Getting Around


The Miami-Dade Transit Department provides bus, rail, Metro-Mover, and Tri-Rail to all of around Miami-Dade County. Miami-Dade Transit has 100 bus routes through out Miami and Dade County ($2.00/ride).


Miami's Metrorail has 22 stations spaced about one-mile apart in easily reachable, convenient locations.


The Metromover is downtown Miami's 4.5 mile (7.2 km) free people mover system. It connects with the Metrorail at the Government Center and Brickell stations and links many of downtown's major destinations. The Metromover is the best way to get around downtown without a car.
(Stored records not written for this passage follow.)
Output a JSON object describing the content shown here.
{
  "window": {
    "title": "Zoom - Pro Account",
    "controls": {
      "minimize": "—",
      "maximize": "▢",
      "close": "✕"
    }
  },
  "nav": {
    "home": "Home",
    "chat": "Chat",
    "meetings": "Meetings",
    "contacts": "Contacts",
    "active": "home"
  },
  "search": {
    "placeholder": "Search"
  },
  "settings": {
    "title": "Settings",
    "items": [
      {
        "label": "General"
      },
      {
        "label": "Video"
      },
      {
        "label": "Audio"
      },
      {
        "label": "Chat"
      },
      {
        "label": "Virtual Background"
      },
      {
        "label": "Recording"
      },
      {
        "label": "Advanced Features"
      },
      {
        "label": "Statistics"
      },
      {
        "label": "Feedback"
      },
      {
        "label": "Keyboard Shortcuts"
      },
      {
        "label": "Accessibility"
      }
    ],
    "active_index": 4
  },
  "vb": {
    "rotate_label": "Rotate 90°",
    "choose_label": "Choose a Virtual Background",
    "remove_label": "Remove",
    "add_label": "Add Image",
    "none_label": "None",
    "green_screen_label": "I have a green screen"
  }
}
Miami has several taxicab companies serving the city. The best way to get a taxi in Miami is to call ahead. Taxis do not roam the streets like in New York City.


The street system in Miami is easy to follow. Streets run east west and the Avenues run north south. There are four sectors - northeast, northwest, southwest and southeast with Flagler Street being the dividing line between north and south and Miami Avenue dividing east-west.

Handicapped Access

Miami's public transportation buses are equipped with wheelchair lifts and low-floor buses. The Metrorail and Metromover are all accessible. International visitors wishing to drive in Florida may receive a temporary Disabled Parking Permit issued by the State of Florida. Applicants must be in possession of an out-of country permit along with their passport or another form of ID ($15 fee). Miami-Dade Tax Collector's Office, 140 W. Flagler St., 14th Floor, Miami, FL 33130 (Tel: 305-375-5762)

Written by: Beth Blair
Top Photo Credit: © TexPhoto
Photo Description: Miami's Metromover arrive at stations every 90 seconds during rush hour and every three minutes during off-peak hours.